The big brooding soldier is unshaven, his fatigues filthy from combat, except for a field hat that is clearly brand new. The local driver who has been shuttling me around has agreed to bring the soldier to Dnipro: He has leave papers and is trying to get home to Mykolaiv, so that’ll take him about halfway. The fuel shortage is critical in eastern Ukraine for non-military traffic, so filling a civilian car with strangers headed roughly the same direction has become a common practice: There are Telegram channels where people offer and seek rides to and from every city.
Less than 30 minutes into the drive, Sasha opens up suddenly and unexpectedly. What he reveals is chilling, and indicative of how bad things have gotten in Donbas.
“I nearly beat to death one of the men in my unit,” he confides. “We were in trenches on the front lines. He was using his cellphone.”
Sasha breathes heavily.
“The Russians tracked his signal and located our position. He called his mom for 15 minutes, then his wife for 15 minutes … and then his girlfriend for almost two hours. They bombarded us all night. That’s why I beat him.”
Later, he tells us more about the front.
“We lost six men on our first patrol,” he says. “Six out of 10. They were all my friends.”
He breaks down and begins to cry.
Sasha eventually admits that he has been given leave to go to a hospital to seek therapy, for what soldiers a century ago would have called shell shock and what we now call PTSD. He has been given 10 days to recover from his battlefield trauma and return to his unit.
When we have a chance to talk alone, he shows me videos of his wedding in October. He tells me he is scared to talk to his family about his experiences. Sasha doesn’t want to return to combat. All he can think about are the soldiers who were killed on his first patrol.
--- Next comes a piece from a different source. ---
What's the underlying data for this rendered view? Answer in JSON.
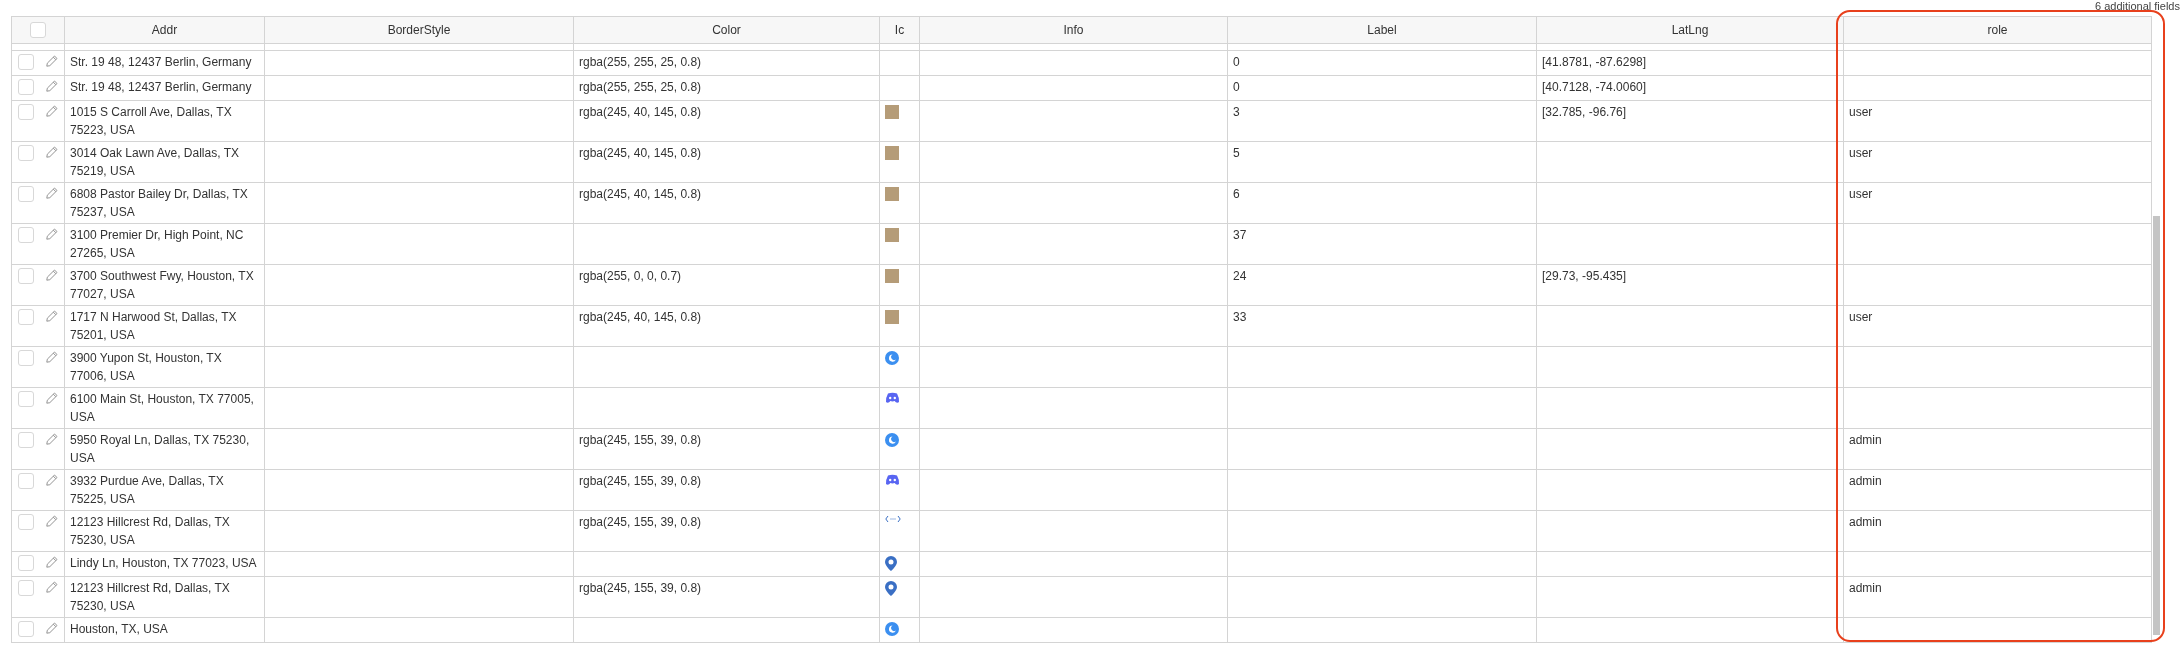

“Those six men were my friends, they were my brothers, and I love them very much,” he says. “I can’t just leave them behind. I will always carry them with me.”
He looks down, overcome with emotion.
“What is in my heart is that I never wish to see Donbas again in the future. Nothing you do there makes any difference.”